Exercise instructions
Repeat the data in full and exactly. Leave the pictures out.

[Task data Boundary: Start]

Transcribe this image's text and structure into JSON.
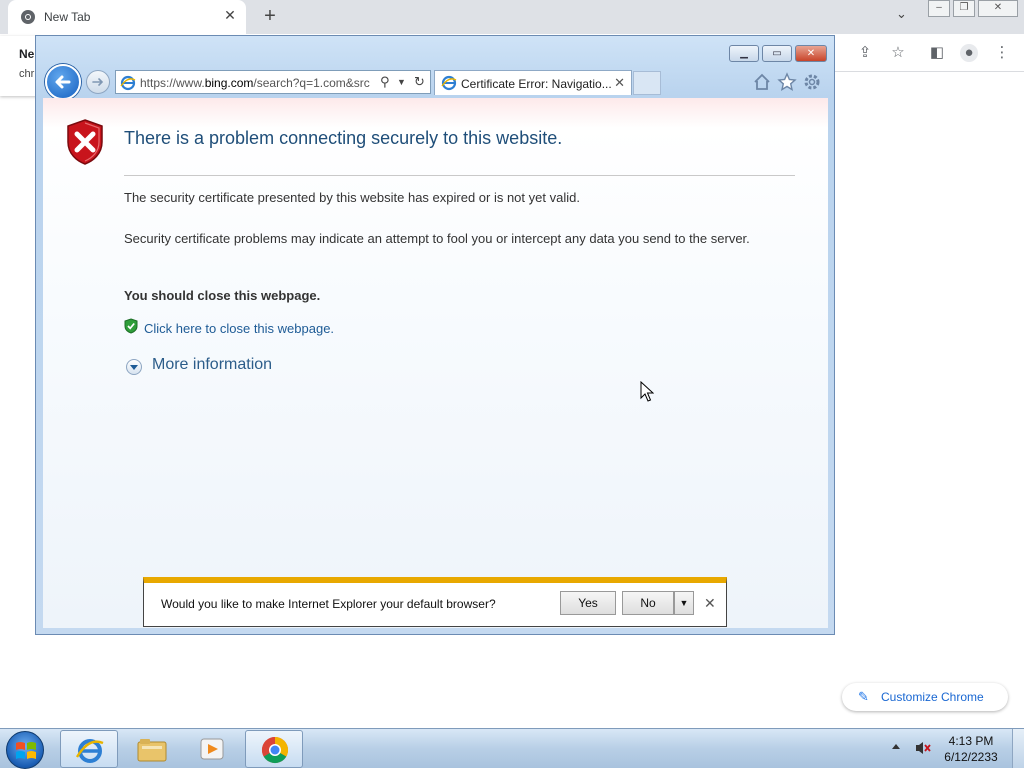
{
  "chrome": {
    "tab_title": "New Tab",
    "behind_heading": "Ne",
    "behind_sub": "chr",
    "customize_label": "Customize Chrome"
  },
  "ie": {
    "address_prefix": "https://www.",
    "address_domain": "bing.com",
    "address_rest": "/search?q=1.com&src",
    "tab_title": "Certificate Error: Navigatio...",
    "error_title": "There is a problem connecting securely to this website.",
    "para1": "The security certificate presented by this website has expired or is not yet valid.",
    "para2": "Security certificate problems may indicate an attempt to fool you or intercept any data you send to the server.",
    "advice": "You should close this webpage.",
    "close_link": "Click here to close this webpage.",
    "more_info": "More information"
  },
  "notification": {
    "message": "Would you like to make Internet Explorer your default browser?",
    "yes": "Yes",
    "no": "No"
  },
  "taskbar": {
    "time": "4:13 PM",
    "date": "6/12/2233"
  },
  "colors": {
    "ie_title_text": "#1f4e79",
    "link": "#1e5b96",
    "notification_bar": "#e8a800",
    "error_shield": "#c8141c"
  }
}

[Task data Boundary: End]

Written solution
Transcribe this image's text and structure into JSON.
{
  "chrome": {
    "tab_title": "New Tab",
    "behind_heading": "Ne",
    "behind_sub": "chr",
    "customize_label": "Customize Chrome"
  },
  "ie": {
    "address_prefix": "https://www.",
    "address_domain": "bing.com",
    "address_rest": "/search?q=1.com&src",
    "tab_title": "Certificate Error: Navigatio...",
    "error_title": "There is a problem connecting securely to this website.",
    "para1": "The security certificate presented by this website has expired or is not yet valid.",
    "para2": "Security certificate problems may indicate an attempt to fool you or intercept any data you send to the server.",
    "advice": "You should close this webpage.",
    "close_link": "Click here to close this webpage.",
    "more_info": "More information"
  },
  "notification": {
    "message": "Would you like to make Internet Explorer your default browser?",
    "yes": "Yes",
    "no": "No"
  },
  "taskbar": {
    "time": "4:13 PM",
    "date": "6/12/2233"
  },
  "colors": {
    "ie_title_text": "#1f4e79",
    "link": "#1e5b96",
    "notification_bar": "#e8a800",
    "error_shield": "#c8141c"
  }
}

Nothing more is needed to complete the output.